The end of the 19th and the beginning of the 20th centuries brought to light exceedingly important discoveries by archeologists on the continent of Asia. For the first time Asia appeared to the students of the distant past as a land where complex events had occurred which were related to the beginnings of the human race and where cultures, frequently high cultures, had come into being, displaced each other, and left profound imprints on world history.
The countries in which these discoveries were made are lands related to the general concept of the Far and Near East: India, Mesopotamia, Palestine, in the west; and China, Japan, parts of Korea, Indochina, and the Malayan Archipelago in the east.

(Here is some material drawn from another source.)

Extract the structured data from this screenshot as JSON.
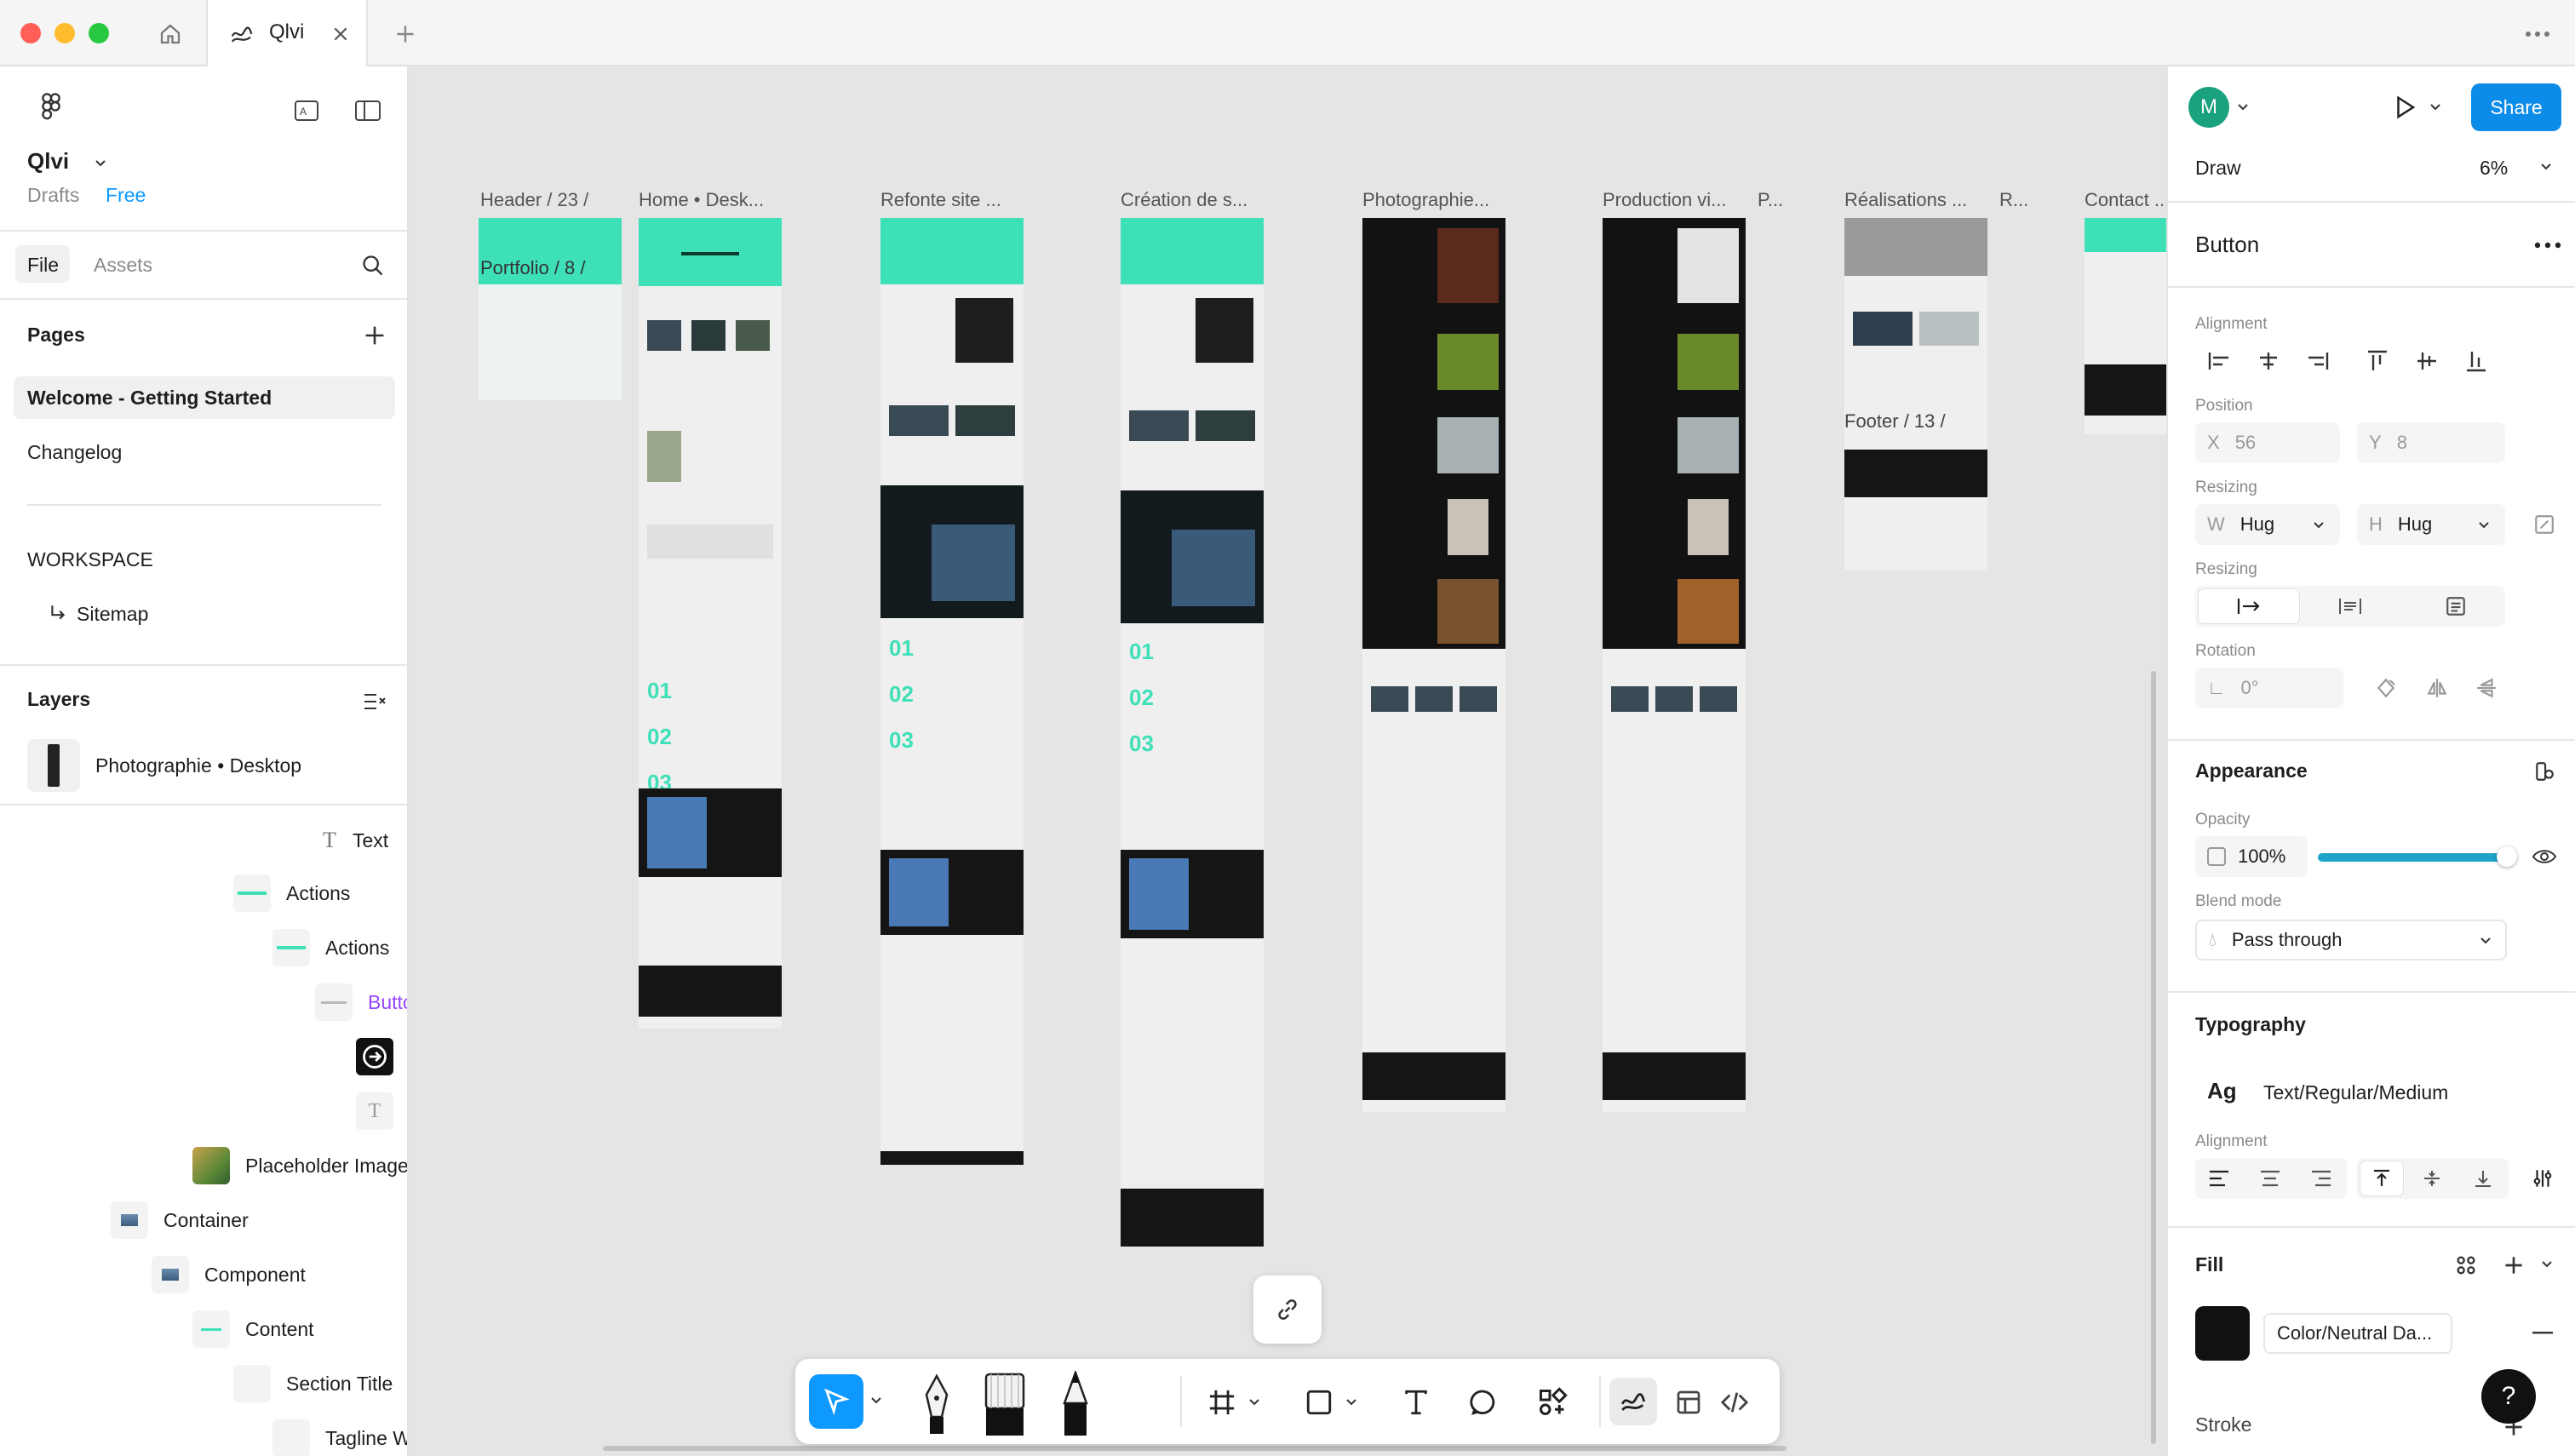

All that lay deeper within Asia, to the north and east of China and India, however, in one way or another remained outside the image of world history during its earliest stages as viewed by the majority of scholars and people in general.
History, it would seem, had actually halted before the high barriers of the mountain ranges, these grandiose mountainous structures and the lands which partitioned off the world of the high agricultural cultures of the Near and Far East as known to European scholarship. Actually, however, beyond these frontiers there existed a world of history which, although unknown, was just as great.
Even a desultory glance at a physical map of the continent of Asia allows a graphic view of this frontier, allows us to sense and realize its grandiose dimensions, hence to conceive its very real effect on the course of the historical development of those who during antiquity lived here behind these natural and historical barriers in the very depths of the continent.